The XPS 15 9550 suffered from VRM-induced throttling that lowered CPU clocks to just 800 MHz under sustained load. The XPS 15 9560 suffered from thermal and VRM-induced throttling that lowered clocks a bit less. The XPS 15 9570 went from 4-core/8-threaded HQ-series to even more power-hungry 6-core/12-threaded H-series Intel CPUs and handled CPU throttling a bit better, but only at the cost of sneakily and unethically lowering the throttling temperature of the GPU down by 4C months after reviews had been completed. Even so, like most thin laptops, there seemed to be no real performance increase at all when "upgrading" from a i7-8750H to the (on paper) faster i7-8850H, i9-8950HK or Xeon CPUs. Even the i7-8750H couldn't hold max turbo boosts under load, and so the higher potential turbo limits of the other chips meant nothing: The thermal ceiling of the cooling system and chassis is already hit with the base 6-core Core i7 CPU configuration.
The latest XPS 15 (7950, changed to align with the Inspiron numbering scheme) takes the same struggling chassis and throws in up to Core i9-9980K 8-core/16-thread CPUs. It's the exact same approach a certain fruit-named company took earlier in May when they updated their thermally-constrained MacBook Pro 15 (which faces even worse throttling) with octa-core CPUs. It's lazy, it shows disdain for the consumer, and we should expect more from them.
Speaking of disdain for consumers, let's talk about the new XPS 13 7390 2-in-1.
It started off well, with so many steps forward: A 16:10 display, vapor chamber cooling, and 10nm Ice Lake CPU with optional IRIS graphics and integrated Thunderbolt 3 support. It was looking like my next ultrabook — and then, as PCWorld's Gordon Mah Ung put it, was the "record scratch". Not only are the RAM and Wi-Fi soldered-on (to be expected for a 9th Gen ultrabook these days), but the SSD is as well. In a world where HP is making tablets with a 9/10 repairability score on iFixit, the XPS team decided to ape the very worst aspect of Apple and solder on the SSD. Was it to make the device a little thinner? Probably a little. Was it so that they could charge customers more to up-sell SSD upgrades with higher-end SKUs? You can bet the farm on it.
Of all the components in a computer, the SSD is probably the most crucial to be able to swap in and out. Need to upgrade? Easy. Want to migrate your data to a new laptop? Piece of cake. Have an unexpected hardware failure and need access to your data? No sweat. That's how it mostly is and it's how it should be. It's a detestably anti-consumer move to commodify the ultrabook pioneered by Apple and now being mimicked by companies who don't understand what makes customers willing to buy the unrepairable hardware nightmares that modern MacBooks have become: the software ecosystem and support. I have not and I never will recommend to anyone a laptop that cannot be opened and repaired for even the most basic of components. Not the Surface Book, not a MacBook, and not the new XPS 13 7390.

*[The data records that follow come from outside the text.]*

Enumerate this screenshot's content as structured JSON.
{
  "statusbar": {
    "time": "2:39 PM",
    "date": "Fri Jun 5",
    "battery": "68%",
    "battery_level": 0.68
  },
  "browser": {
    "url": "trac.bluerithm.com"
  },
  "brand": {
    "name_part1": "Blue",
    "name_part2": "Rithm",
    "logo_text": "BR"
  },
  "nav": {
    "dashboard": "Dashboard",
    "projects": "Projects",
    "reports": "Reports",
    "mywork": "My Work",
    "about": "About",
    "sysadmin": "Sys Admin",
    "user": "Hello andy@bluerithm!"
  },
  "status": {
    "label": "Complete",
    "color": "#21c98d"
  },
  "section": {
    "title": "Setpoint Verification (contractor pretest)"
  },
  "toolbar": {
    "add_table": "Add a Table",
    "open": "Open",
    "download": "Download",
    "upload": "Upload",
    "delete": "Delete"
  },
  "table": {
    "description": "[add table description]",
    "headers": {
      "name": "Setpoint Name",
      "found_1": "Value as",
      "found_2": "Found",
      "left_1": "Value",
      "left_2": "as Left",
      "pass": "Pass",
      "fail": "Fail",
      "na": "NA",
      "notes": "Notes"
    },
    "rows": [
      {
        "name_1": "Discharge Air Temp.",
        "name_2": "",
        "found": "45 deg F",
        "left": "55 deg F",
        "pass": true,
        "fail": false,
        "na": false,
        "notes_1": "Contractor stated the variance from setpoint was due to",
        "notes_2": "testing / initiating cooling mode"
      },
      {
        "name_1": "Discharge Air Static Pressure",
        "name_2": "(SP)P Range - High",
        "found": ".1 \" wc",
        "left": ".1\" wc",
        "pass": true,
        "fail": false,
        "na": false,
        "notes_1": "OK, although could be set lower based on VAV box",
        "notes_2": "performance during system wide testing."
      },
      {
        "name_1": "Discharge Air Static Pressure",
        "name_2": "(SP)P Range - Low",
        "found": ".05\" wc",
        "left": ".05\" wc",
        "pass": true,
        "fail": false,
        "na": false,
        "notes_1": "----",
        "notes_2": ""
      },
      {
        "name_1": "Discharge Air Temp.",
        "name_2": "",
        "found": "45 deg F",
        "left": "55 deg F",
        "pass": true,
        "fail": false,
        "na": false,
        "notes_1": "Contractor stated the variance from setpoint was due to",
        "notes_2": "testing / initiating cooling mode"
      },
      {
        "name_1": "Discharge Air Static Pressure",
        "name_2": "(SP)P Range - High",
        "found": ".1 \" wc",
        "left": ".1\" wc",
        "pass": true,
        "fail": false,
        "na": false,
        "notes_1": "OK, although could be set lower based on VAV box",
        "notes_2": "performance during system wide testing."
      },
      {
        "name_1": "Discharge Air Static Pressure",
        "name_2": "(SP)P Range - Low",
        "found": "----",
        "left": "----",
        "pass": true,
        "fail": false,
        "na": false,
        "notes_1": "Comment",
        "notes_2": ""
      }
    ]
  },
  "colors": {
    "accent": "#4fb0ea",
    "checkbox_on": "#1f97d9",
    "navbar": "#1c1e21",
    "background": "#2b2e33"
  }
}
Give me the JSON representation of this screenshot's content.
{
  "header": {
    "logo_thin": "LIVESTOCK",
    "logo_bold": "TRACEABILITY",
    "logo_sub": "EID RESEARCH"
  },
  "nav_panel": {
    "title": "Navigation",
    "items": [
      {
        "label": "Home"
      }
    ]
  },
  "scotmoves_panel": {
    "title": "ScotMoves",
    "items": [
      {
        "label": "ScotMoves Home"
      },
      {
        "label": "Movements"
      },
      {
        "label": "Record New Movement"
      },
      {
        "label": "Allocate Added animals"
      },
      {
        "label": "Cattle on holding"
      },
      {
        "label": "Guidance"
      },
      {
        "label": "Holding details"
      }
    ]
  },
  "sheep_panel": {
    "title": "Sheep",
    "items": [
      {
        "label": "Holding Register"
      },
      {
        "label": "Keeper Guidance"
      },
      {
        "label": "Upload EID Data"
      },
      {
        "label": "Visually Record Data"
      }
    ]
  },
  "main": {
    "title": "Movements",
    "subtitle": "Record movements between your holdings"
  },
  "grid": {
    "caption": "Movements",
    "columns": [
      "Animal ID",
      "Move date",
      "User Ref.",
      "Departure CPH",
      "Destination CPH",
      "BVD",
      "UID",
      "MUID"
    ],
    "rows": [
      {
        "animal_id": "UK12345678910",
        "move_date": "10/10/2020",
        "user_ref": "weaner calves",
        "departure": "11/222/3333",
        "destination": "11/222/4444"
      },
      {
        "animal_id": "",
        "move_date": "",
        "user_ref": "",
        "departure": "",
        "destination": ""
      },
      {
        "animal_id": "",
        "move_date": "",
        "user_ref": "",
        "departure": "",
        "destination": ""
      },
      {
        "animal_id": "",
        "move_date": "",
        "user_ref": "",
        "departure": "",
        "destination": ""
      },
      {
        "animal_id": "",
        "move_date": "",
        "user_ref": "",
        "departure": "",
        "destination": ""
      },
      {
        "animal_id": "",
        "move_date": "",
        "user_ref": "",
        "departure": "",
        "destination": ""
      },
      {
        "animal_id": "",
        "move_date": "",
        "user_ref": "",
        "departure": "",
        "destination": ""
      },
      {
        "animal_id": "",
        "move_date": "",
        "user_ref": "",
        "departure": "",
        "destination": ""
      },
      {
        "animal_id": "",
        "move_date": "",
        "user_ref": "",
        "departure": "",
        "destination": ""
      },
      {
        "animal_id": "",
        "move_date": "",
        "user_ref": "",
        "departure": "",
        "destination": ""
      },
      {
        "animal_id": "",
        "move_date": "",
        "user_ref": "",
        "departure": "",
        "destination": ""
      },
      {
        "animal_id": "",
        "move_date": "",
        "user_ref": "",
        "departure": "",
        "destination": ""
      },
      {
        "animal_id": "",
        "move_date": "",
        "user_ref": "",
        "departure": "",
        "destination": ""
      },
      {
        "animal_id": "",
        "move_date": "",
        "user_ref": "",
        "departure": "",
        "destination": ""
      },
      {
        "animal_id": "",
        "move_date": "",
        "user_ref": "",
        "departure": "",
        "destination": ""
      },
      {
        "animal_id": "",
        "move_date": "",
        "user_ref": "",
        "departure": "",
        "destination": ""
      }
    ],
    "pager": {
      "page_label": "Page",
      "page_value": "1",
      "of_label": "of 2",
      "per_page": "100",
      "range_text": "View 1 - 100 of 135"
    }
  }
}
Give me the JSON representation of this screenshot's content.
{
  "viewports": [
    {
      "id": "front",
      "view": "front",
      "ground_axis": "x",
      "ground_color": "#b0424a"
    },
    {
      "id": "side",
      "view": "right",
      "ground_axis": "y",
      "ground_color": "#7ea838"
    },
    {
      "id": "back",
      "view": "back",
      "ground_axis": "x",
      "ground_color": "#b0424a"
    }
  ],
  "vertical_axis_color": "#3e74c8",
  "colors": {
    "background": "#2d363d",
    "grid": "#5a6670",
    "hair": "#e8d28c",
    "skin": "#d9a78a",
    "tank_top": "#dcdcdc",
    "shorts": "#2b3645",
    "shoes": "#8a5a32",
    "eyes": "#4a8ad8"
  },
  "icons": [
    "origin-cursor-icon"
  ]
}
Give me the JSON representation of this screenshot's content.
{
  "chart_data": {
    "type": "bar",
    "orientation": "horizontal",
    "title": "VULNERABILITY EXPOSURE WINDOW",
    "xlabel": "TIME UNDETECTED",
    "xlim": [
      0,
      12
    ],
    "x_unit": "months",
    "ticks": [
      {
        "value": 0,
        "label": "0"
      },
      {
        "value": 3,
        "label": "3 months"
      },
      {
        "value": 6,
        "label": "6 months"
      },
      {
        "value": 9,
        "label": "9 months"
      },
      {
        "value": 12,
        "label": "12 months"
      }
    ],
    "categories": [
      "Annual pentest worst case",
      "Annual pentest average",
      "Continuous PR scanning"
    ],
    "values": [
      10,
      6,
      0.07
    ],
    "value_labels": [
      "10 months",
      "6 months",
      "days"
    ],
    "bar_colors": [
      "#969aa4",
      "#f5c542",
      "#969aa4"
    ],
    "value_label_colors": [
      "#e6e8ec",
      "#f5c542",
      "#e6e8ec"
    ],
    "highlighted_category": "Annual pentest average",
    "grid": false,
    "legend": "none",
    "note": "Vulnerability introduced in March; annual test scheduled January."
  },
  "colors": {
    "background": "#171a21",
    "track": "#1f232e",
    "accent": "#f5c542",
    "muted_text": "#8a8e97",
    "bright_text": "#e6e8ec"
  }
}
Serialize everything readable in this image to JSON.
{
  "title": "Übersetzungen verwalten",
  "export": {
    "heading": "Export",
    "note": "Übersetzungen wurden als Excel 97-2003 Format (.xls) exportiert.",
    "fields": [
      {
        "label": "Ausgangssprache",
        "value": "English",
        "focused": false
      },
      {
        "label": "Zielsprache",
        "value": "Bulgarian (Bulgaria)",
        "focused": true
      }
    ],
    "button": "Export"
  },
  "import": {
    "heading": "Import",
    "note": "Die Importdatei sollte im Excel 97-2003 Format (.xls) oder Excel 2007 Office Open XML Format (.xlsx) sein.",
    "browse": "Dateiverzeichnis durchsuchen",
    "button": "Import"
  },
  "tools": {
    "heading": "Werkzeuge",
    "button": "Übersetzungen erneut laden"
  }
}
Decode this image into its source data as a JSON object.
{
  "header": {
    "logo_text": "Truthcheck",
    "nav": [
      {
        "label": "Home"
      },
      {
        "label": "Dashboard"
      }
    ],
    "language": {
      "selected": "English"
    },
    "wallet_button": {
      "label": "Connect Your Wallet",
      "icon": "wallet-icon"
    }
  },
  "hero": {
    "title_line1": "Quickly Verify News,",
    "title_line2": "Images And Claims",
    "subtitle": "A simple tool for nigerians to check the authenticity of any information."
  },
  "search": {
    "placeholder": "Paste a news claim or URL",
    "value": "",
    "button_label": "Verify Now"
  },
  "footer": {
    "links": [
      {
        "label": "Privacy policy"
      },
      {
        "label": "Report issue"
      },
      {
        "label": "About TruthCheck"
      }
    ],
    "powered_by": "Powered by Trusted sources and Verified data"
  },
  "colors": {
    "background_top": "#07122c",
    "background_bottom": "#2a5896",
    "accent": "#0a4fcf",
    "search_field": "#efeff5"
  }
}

To me, it really looks like Dell are following the very worst plays from Apple's book: prioritizing quiet fans over lower temperatures and performance (XPS 13 9370), ignoring long-standing issues as long as the model is still selling (XPS 15), and now making an expensive laptop completely unrepairable and unupgradable (XPS 13 7390 2-in-1). I know it seems like I'm being overly harsh on Dell and the XPS division here given the amount of other products the American company is putting out, but I know how the industry works and I've seen it too many times to let it go unaccounted for.
Companies use media reception, YouTube comments, sales numbers, and other community feedback as a gauge for their future product directions. If media doesn't praise it and if people don't buy it, companies won't keep doing it (and I'm thinking of Lenovo's watering-down of the ThinkPad lineup as I write this, as well). So, I'm going to draw the line here. It's as good a place as any.
Don't buy it, don't encourage it, and, most of all, don't ignore it — or it will be the future.